--- MATERIAL PROVIDED ---

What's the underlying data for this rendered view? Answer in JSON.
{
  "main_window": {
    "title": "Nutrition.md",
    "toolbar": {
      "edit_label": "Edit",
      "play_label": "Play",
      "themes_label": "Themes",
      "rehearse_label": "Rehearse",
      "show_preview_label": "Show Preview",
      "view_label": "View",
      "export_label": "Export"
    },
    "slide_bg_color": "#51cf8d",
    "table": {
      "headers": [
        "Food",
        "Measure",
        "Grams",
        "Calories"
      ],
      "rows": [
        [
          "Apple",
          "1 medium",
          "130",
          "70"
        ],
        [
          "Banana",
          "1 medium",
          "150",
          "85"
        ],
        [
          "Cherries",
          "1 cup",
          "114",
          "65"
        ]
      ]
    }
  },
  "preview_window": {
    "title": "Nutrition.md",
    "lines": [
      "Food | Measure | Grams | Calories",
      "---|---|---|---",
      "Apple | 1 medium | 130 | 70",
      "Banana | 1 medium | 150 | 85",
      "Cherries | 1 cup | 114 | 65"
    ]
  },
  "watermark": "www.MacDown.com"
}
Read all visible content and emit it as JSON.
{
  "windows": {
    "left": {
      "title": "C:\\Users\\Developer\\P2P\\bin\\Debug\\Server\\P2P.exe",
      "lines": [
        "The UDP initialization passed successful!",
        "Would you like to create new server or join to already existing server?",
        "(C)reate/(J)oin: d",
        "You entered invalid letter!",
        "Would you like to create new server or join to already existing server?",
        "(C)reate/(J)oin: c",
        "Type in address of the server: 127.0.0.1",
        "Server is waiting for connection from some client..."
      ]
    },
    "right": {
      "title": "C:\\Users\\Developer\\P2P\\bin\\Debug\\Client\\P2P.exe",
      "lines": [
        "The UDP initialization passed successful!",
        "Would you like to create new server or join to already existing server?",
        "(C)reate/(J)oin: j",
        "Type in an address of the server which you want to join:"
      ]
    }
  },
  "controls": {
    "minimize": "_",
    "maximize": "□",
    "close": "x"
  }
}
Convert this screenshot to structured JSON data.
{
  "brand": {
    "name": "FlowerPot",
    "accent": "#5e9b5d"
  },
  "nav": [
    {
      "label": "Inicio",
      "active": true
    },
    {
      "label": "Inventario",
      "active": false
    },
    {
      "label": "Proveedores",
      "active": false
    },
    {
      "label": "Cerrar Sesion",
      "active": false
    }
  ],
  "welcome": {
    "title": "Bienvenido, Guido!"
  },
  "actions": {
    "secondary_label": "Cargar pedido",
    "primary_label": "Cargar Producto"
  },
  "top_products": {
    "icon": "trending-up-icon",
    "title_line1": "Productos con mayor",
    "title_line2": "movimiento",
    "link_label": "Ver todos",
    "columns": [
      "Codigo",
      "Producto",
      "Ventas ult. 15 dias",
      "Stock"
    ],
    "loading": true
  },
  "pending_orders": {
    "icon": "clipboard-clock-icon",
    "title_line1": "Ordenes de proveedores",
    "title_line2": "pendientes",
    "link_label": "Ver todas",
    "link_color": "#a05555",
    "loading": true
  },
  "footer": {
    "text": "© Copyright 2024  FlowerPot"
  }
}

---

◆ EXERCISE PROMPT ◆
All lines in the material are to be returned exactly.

◆ OUTPUT BELOW ◆
What's the underlying data for this rendered view? Answer in JSON.
{
  "main_window": {
    "title": "Nutrition.md",
    "toolbar": {
      "edit_label": "Edit",
      "play_label": "Play",
      "themes_label": "Themes",
      "rehearse_label": "Rehearse",
      "show_preview_label": "Show Preview",
      "view_label": "View",
      "export_label": "Export"
    },
    "slide_bg_color": "#51cf8d",
    "table": {
      "headers": [
        "Food",
        "Measure",
        "Grams",
        "Calories"
      ],
      "rows": [
        [
          "Apple",
          "1 medium",
          "130",
          "70"
        ],
        [
          "Banana",
          "1 medium",
          "150",
          "85"
        ],
        [
          "Cherries",
          "1 cup",
          "114",
          "65"
        ]
      ]
    }
  },
  "preview_window": {
    "title": "Nutrition.md",
    "lines": [
      "Food | Measure | Grams | Calories",
      "---|---|---|---",
      "Apple | 1 medium | 130 | 70",
      "Banana | 1 medium | 150 | 85",
      "Cherries | 1 cup | 114 | 65"
    ]
  },
  "watermark": "www.MacDown.com"
}
Read all visible content and emit it as JSON.
{
  "windows": {
    "left": {
      "title": "C:\\Users\\Developer\\P2P\\bin\\Debug\\Server\\P2P.exe",
      "lines": [
        "The UDP initialization passed successful!",
        "Would you like to create new server or join to already existing server?",
        "(C)reate/(J)oin: d",
        "You entered invalid letter!",
        "Would you like to create new server or join to already existing server?",
        "(C)reate/(J)oin: c",
        "Type in address of the server: 127.0.0.1",
        "Server is waiting for connection from some client..."
      ]
    },
    "right": {
      "title": "C:\\Users\\Developer\\P2P\\bin\\Debug\\Client\\P2P.exe",
      "lines": [
        "The UDP initialization passed successful!",
        "Would you like to create new server or join to already existing server?",
        "(C)reate/(J)oin: j",
        "Type in an address of the server which you want to join:"
      ]
    }
  },
  "controls": {
    "minimize": "_",
    "maximize": "□",
    "close": "x"
  }
}
Convert this screenshot to structured JSON data.
{
  "brand": {
    "name": "FlowerPot",
    "accent": "#5e9b5d"
  },
  "nav": [
    {
      "label": "Inicio",
      "active": true
    },
    {
      "label": "Inventario",
      "active": false
    },
    {
      "label": "Proveedores",
      "active": false
    },
    {
      "label": "Cerrar Sesion",
      "active": false
    }
  ],
  "welcome": {
    "title": "Bienvenido, Guido!"
  },
  "actions": {
    "secondary_label": "Cargar pedido",
    "primary_label": "Cargar Producto"
  },
  "top_products": {
    "icon": "trending-up-icon",
    "title_line1": "Productos con mayor",
    "title_line2": "movimiento",
    "link_label": "Ver todos",
    "columns": [
      "Codigo",
      "Producto",
      "Ventas ult. 15 dias",
      "Stock"
    ],
    "loading": true
  },
  "pending_orders": {
    "icon": "clipboard-clock-icon",
    "title_line1": "Ordenes de proveedores",
    "title_line2": "pendientes",
    "link_label": "Ver todas",
    "link_color": "#a05555",
    "loading": true
  },
  "footer": {
    "text": "© Copyright 2024  FlowerPot"
  }
}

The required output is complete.